Daycare Pickup

You know what Sheryl Sandburg never mentioned when she was on that lean-in tear, selling the rewards of keeping up a career (ugh) into motherhood? The goddamn magic of the daycare pickup. Going to work can suck, Sheryl was right about that, but going home to pick up your kids after missing their unbelievable little faces? Greatest of all time.

My kids’ daycare is located literally across the street from my home in Brooklyn, which means that even if I get out of work early, I can’t sneak home to watch Nashville by myself in an empty apartment, because they are WATCHING THE STREET. The daycare window faces my actual stoop, so unless I wear a disguise, I hear “Mummy!

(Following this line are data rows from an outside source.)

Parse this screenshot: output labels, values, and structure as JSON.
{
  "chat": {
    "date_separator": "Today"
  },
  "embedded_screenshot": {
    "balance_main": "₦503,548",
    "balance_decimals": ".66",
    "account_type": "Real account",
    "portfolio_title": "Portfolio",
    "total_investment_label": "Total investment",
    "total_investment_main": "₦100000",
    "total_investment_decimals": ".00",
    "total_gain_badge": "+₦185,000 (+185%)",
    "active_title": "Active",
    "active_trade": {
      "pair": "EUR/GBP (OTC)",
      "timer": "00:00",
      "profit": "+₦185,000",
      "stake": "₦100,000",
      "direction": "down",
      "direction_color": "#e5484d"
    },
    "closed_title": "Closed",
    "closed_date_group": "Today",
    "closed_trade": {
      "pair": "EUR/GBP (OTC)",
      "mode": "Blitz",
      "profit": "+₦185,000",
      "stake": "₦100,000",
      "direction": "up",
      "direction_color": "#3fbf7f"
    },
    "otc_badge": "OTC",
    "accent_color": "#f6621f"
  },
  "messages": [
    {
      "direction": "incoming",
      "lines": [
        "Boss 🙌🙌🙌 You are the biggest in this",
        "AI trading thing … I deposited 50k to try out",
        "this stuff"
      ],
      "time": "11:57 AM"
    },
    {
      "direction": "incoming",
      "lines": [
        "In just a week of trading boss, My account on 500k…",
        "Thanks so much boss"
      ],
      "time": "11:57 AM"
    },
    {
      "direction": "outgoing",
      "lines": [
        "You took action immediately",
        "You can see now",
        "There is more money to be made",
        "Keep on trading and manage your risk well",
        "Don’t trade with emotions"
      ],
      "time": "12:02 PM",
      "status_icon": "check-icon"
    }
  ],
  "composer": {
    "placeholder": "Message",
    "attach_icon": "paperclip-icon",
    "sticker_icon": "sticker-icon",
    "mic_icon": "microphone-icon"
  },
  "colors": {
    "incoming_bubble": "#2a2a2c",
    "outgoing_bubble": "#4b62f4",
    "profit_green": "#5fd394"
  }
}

Mummy!” and detect bodies jumping up and down in the window as soon as I’m within 100 feet of the place. And I damn well love it.

From the street, the kids’ faces stand at sill height underneath their artworks, waiting for a glimpse of their parents. It reminds me of nothing so much as puppies in a pet shop, and every day as I haul ass off the subway and hotfoot it there, I think: I’LL TAKE BOTH! Sold!

What better merchandizing of chillun' has there ever been?

I would like to buy this child!

I do not think that putting 6-month-old children into someone else’s care for 10 hours a day is ideal (I’m Australian, so no one is surprised I give this the thumbs down), however, the chance to miss your kids, and to not be the sole respirator for their lives is kind of a gift. It takes me about a quarter of a Saturday at home with them (or approx. four Octonauts episodes) to realize this: parenting all day is hard.

I structure exactly zero percent of our free time. I don’t know all the songs. I’m lazy and want to do my own crafts and not someone else’s. By pouring a vast amount of my paycheck into child-minding services, I get free Pop Triangles at work and genuine full-bodied excitement at scooping my kids up and singing a jolly " POM POM POM POM POM" as I carry their tiny, heavy bodies home each afternoon on my creaky motherloving hips.

Meanwhile, the kids have their complex little friendships (“Stacy and Lila both wanted to sit on the letter K today, and Stacy got mad, but I got to sit on the M!” Okay!), and that’s pretty great, too. My kids need a world that doesn’t revolve around my tired-ass sun all of the time, and nothing brings this home better than the dance I do at 5:55 p.m. every weekday on seeing those little faces in the window. (If I beat the dong of 6 o'clock bell from the local church, even betterrrrrr.) When their teacher opens the door, my kids pelt their bodies at me like Liv Tyler at Ben Affleck in Pearl Harbor, and I often fall over from the sheer force of it. Sometimes they jump up and down on the spot cheering and it feels like a freaking home run. Sometimes, on the trek down to the traffic light, across the road, and back along the road, we see Dad coming home, and the kids break into a sprint and tackle him on the sidewalk. It is The Notebook playing out day after day, and it only gets better.

I'm waving through a window I try to speak, but nobody can hearrrr

My own mum worked part-time as a teacher across the decade she had us small kids, and she has talked about how much she loved that moment at the end of the day when she’d go to pick up my sister from the babysitter. I’m picturing her zooming home in her 1977 chartreuse Renault 12, cranking the French gearbox as she blazes a path across town to her child: isn’t that the true Grand Theft Auto?

Beep beeeeeeeep, do not get in the way of a mum excited to see her kids, jackholes! 🚗🚗🚗

I was working from home one day when I looked out the window and saw my daughter sitting in a triple(!) stroller, playing peekaboo with the girl behind her. They were all saddled up to go somewhere, a place I might not even realize she has visited ("you went to Chillies Too without me?!"). It was the first time I understood that she had a life of her own, and that it wasn't the worst for her to miss me a little too.

For more pieces like this, visit Shiny Happies, our collection of the best parts of raising those little people you love.